Edwards residents say fieldhouse roof is an eyesore
Vail, CO Colorado
EDWARDS, Colorado – An angry crowd of more than 50 Singletree residents descended unannounced on the Western Eagle County Metropolitan Recreation District Field House on Wednesday night to have their voices heard at the recreation district’s monthly board of directors meeting.
The issue at hand is the reflective nature of the 66,000-square-foot roof that covers the fieldhouse, which has become an eyesore in west Singletree, residents say.
According to the group, which was assembled primarily by word-of-mouth but also with the help of the Singletree Property Owners Association, the recreation district has not been sufficiently responsive to requests to mitigate or eliminate reflection off the roof.
George Gregory, who lives in Singletree and is serving as an unofficial leader of group, said the group wants the district to “commit to finding a solution and get it done by the end of the calendar year. We are here for you to understand the gravity of this situation. We are not two or three dilettantes upset about the roof.”
He went on to say that he and his constituents support what the district does in the community and that they have contributed the Singletree playing fields for the organization’s activities.
The fieldhouse has been open for a little more than a year and provides an indoor recreation center for gymnastics, soccer, lacrosse, softball and other sports.

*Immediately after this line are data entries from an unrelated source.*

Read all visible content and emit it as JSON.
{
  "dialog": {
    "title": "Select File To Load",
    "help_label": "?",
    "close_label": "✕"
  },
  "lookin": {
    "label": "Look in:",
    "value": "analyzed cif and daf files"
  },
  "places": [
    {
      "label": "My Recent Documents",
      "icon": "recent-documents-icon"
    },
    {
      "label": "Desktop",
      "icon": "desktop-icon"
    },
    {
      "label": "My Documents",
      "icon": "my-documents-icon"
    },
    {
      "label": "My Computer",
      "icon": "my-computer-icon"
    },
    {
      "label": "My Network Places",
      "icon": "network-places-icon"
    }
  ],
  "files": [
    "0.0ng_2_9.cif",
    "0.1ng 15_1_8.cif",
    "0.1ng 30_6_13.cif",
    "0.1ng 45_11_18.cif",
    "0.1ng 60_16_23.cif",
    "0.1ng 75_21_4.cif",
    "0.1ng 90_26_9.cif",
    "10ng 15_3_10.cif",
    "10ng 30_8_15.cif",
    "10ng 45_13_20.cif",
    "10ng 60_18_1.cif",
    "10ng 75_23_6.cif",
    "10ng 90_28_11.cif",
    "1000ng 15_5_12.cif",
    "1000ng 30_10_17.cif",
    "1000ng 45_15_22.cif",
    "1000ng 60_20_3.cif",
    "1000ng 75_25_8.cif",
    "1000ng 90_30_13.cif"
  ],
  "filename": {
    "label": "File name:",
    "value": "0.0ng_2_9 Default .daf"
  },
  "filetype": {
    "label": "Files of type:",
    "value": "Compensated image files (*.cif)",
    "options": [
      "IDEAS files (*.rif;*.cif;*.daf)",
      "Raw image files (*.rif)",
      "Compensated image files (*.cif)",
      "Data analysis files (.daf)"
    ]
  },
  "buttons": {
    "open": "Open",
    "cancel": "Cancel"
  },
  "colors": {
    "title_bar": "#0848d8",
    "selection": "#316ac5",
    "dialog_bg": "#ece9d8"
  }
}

The facility also will open a skiing and snowboarding aerials training center by the end of the month.
Recreation district board members outlined several options for mitigating reflection off the roof, including planting trees around the front of the building and installing solar panels, which the roof originally was designed to accommodate.
District officials said the cost of installing the panels would be as much as $300,000 and obviously would cut down on the cost of operating the structure. The option of transplanting a number of “fast growing” trees to the front of the building, which was considered last fall, never came to fruition because Singletree refused to share the cost of the project, district board member John McCaulley said.
None of these ideas seemed to satisfy the Singletree homeowners, who insisted the district paint the roof a more natural, nonreflective color.
While the proposal seems relatively simple, district officials said they have eliminated that option after already spending $5,000 investigating the coloring of the roof. Such a project would cost $600,000, both initially and for maintenance over the next 10 years, McCaulley said. Additionally, district officials said a new paint job would void two of the roof’s 20-year structural and coating warrantees. The manufacturer says the roof, as it is now, will dull over time, according to district officials.
The bright coloring of the roof was selected to reflect sunlight and lower energy costs, said Steve Russell, director of the recreation district. The building is certified by the Leadership in Energy and Environmental Design system and met Eagle County’s EcoBuild requirements for environmentally friendly construction. The main structure is without air conditioning, so operating it in the summer would be nearly impossible if the roof were much darker, Russell said.
The structure was approved by the Berry Creek/Miller Ranch Design Review Committee and Eagle County’s Board of County Commissioners, which regulates zoning concerns but does not have design-review ability.
Within the Berry Creek/Miller Ranch Design Guidelines is a clause that reads, “When used, metal roofs should be standing seam and be nonreflective or become nonreflective through weathering and aging process.”
Because the manufacturer claims that the roof will dull over time and because “reflective” is generally a subjective description, the project was approved by the Design Review Committee, which consisted of two representatives of the Board of County Commissioners, two representatives of the Eagle County School District and one Edwards resident appointed jointly by the county and the school district.
While all parties involved hoped the surprise meeting would open a dialog moving forward, everyone agreed the process could use some “fresh eyes” and that a new committee of some kind should be formed to reach a solution. However, recreation district officials were quick to point out that Singletree does not fall within the taxpaying district for the facility, and those constituents will remain their primary concern.